### Task details:
Set the records down again in full, exactly as they are, apart from the images.

____

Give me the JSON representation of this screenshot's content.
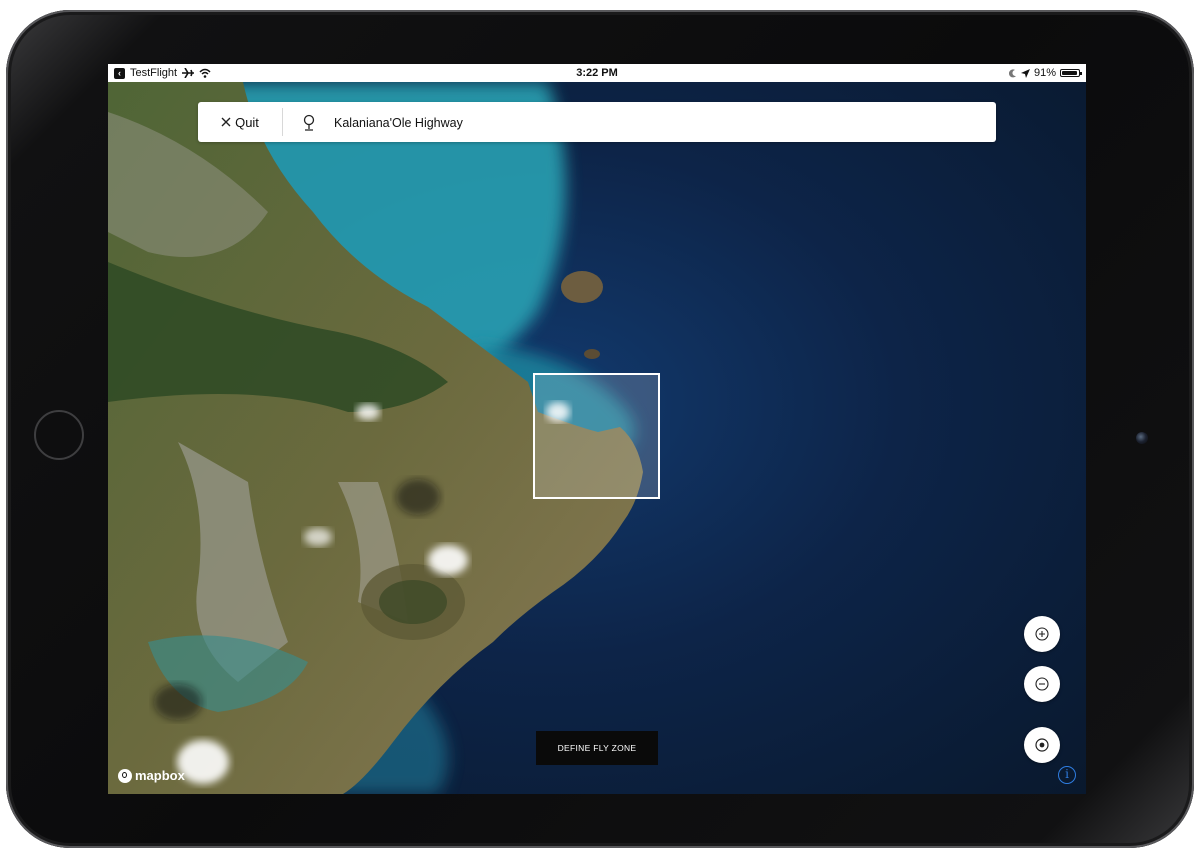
{
  "status_bar": {
    "back_app": "TestFlight",
    "time": "3:22 PM",
    "battery": "91%",
    "battery_level": 0.91,
    "icons": [
      "back-chip-icon",
      "airplane-icon",
      "wifi-icon",
      "moon-icon",
      "location-arrow-icon",
      "battery-icon"
    ]
  },
  "search": {
    "quit_label": "Quit",
    "location_value": "Kalaniana'Ole Highway"
  },
  "map": {
    "provider": "mapbox",
    "controls": [
      "zoom-in-icon",
      "zoom-out-icon",
      "locate-icon",
      "info-icon"
    ]
  },
  "action": {
    "define_fly_zone": "DEFINE FLY ZONE"
  },
  "colors": {
    "ocean_deep": "#0b1e38",
    "ocean_shallow": "#2aa7b8",
    "land": "#5c6a3a",
    "button_dark": "#0a0a0a",
    "info_blue": "#2f7de1"
  }
}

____

### Answer box:
Give me the JSON representation of this screenshot's content.
{
  "status_bar": {
    "back_app": "TestFlight",
    "time": "3:22 PM",
    "battery": "91%",
    "battery_level": 0.91,
    "icons": [
      "back-chip-icon",
      "airplane-icon",
      "wifi-icon",
      "moon-icon",
      "location-arrow-icon",
      "battery-icon"
    ]
  },
  "search": {
    "quit_label": "Quit",
    "location_value": "Kalaniana'Ole Highway"
  },
  "map": {
    "provider": "mapbox",
    "controls": [
      "zoom-in-icon",
      "zoom-out-icon",
      "locate-icon",
      "info-icon"
    ]
  },
  "action": {
    "define_fly_zone": "DEFINE FLY ZONE"
  },
  "colors": {
    "ocean_deep": "#0b1e38",
    "ocean_shallow": "#2aa7b8",
    "land": "#5c6a3a",
    "button_dark": "#0a0a0a",
    "info_blue": "#2f7de1"
  }
}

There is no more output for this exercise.